Migrant workers at a construction site in Moscow
MOSCOW (Reuters) -- Migrant workers in Russia are routinely denied wages, threatened with violence, and abused by the police, and the economic crisis is likely to make their lives worse, Human Rights Watch says in a new report.

Millions of migrants from poor ex-Soviet republics have flocked to work in Russia, but the government has failed to protect them from predatory employers and corrupt officials, the rights group said.

The report focuses on workers in the construction sector, which it says employs 40 percent of the up to 9 million migrants it estimates to be working in Russia, the largest number of migrant workers outside the United States.

"Without urgent action by the Russian government, migrant construction workers will be doubly vulnerable to abuse, both by employers and by others looking to scapegoat migrants for the country's economic problems," report author Jane Buchanan said in a statement.

Worst Crisis In Decade

Half a million people lost their jobs in Russia in December as the country suffered from its worst economic crisis in a decade. The construction sector has been among the worst hit.

The report's authors interviewed 146 current or former construction workers who complained of being forced to sleep on the floors of dirty trailers, work with shoddy safety equipment, and endure beatings and unpaid wages.
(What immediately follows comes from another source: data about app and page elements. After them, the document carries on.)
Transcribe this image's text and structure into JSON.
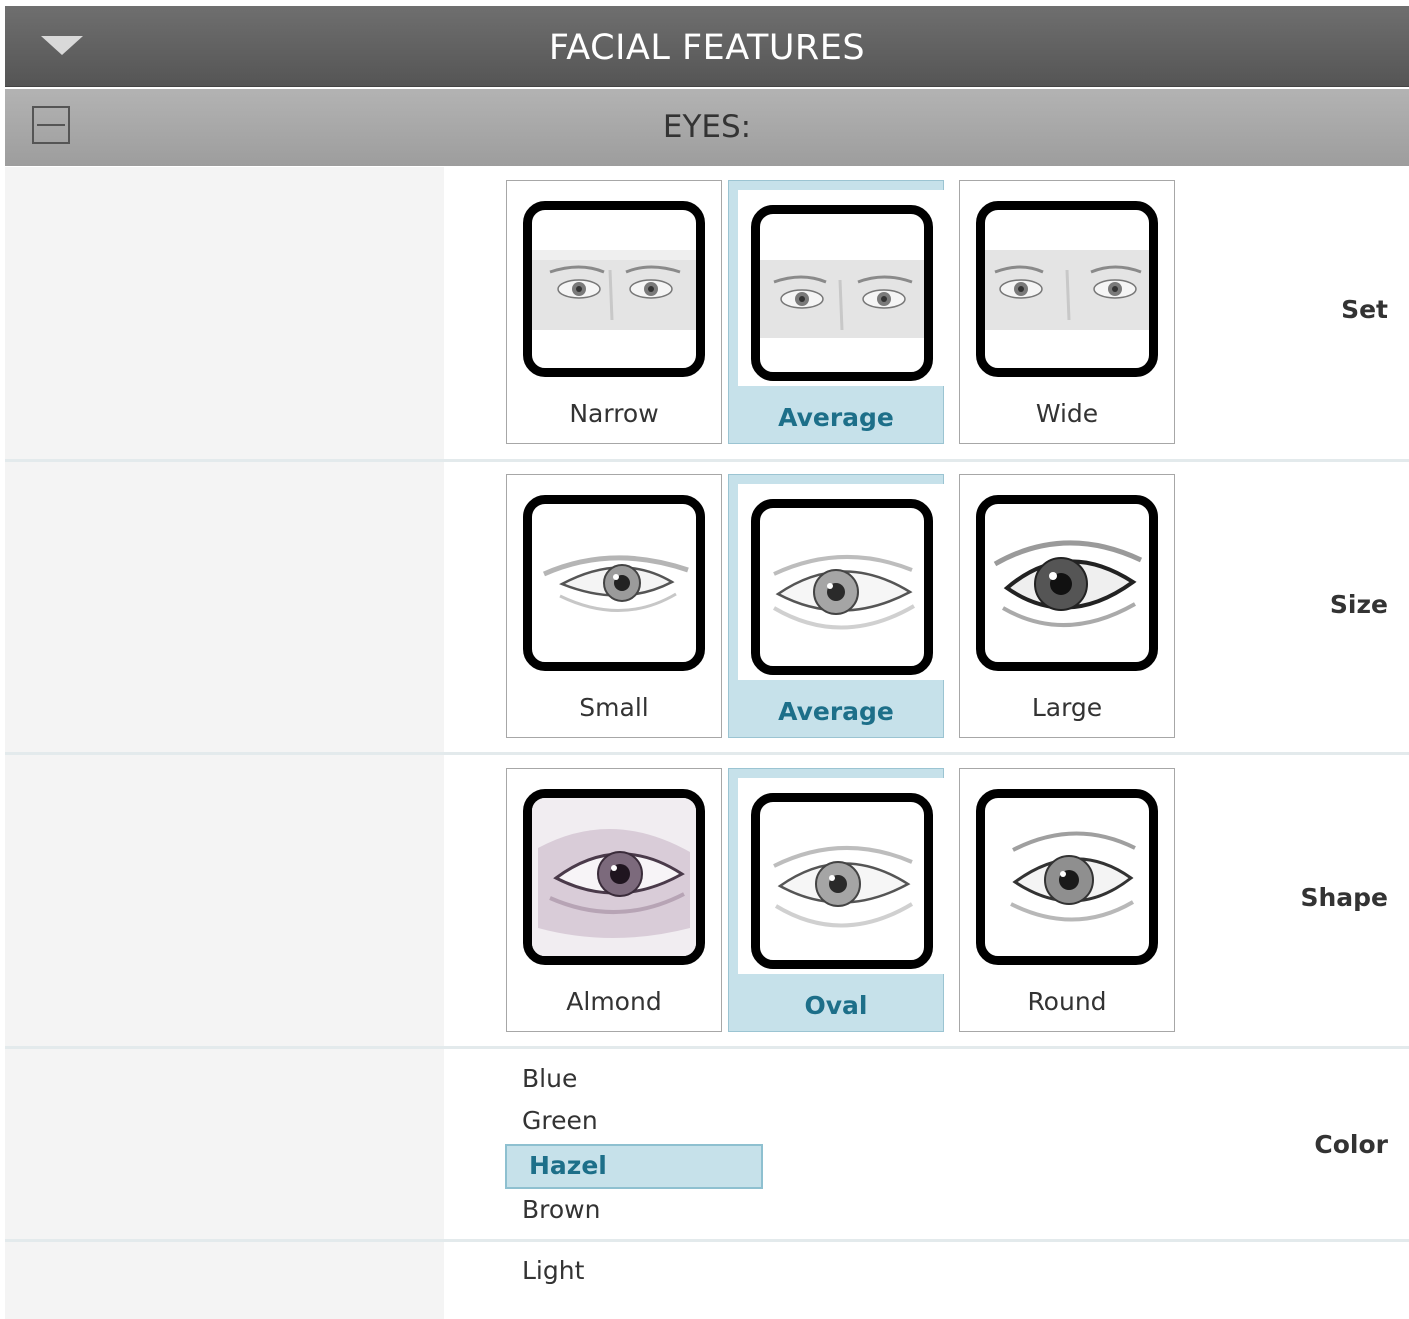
{
  "header": {
    "title": "FACIAL FEATURES"
  },
  "section": {
    "title": "EYES:"
  },
  "rows": {
    "set": {
      "label": "Set",
      "options": [
        {
          "caption": "Narrow",
          "selected": false,
          "icon": "eyes-narrow-icon"
        },
        {
          "caption": "Average",
          "selected": true,
          "icon": "eyes-average-icon"
        },
        {
          "caption": "Wide",
          "selected": false,
          "icon": "eyes-wide-icon"
        }
      ]
    },
    "size": {
      "label": "Size",
      "options": [
        {
          "caption": "Small",
          "selected": false,
          "icon": "eye-small-icon"
        },
        {
          "caption": "Average",
          "selected": true,
          "icon": "eye-average-icon"
        },
        {
          "caption": "Large",
          "selected": false,
          "icon": "eye-large-icon"
        }
      ]
    },
    "shape": {
      "label": "Shape",
      "options": [
        {
          "caption": "Almond",
          "selected": false,
          "icon": "eye-almond-icon"
        },
        {
          "caption": "Oval",
          "selected": true,
          "icon": "eye-oval-icon"
        },
        {
          "caption": "Round",
          "selected": false,
          "icon": "eye-round-icon"
        }
      ]
    },
    "color": {
      "label": "Color",
      "options": [
        "Blue",
        "Green",
        "Hazel",
        "Brown"
      ],
      "selected": "Hazel"
    },
    "tone": {
      "options": [
        "Light"
      ]
    }
  },
  "colors": {
    "selected_bg": "#c6e1ea",
    "selected_text": "#1d6f89",
    "header_bg": "#636363",
    "subheader_bg": "#a8a8a8"
  }
}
Their problems sometimes began as soon as they boarded trains to Russia from Central Asian countries such as Tajikistan and Uzbekistan in Central Asia, when agents extorted money to bribe border guards, the report said.

Some complained that when they arrived in Russia promises of highly paid work were not fulfilled.

Four men said they found an alternative employment agency when their jobs fell through. The agency confiscated their passports and sent the workers to a sunflower seed processing factory, where they were forced to work long hours.

Cutting Corners

Employers were accused of cutting corners on safety.

A 27-year-old welder from Kyrgyzstan told HRW his employer refused to send for a doctor when he fell on a nail from two meters, piercing his abdomen.

A foreman from Belarus said he fell from the 17th floor after his safety belt broke and had to save himself by catching hold of the scaffold on the eighth floor.

Housing for workers is also generally substandard, the report said.

Workers in Russia's southern Rostov region said they were housed in a filthy cargo container and forced to drink rain water from puddles and a nearby swamp.Russian officials could not immediately be reached for comment on the report.

The government says migrant workers are important for its economy, but it says many of them fall foul of the authorities because they do not have proper residency or work permits. It also says some migrants are involved in crime.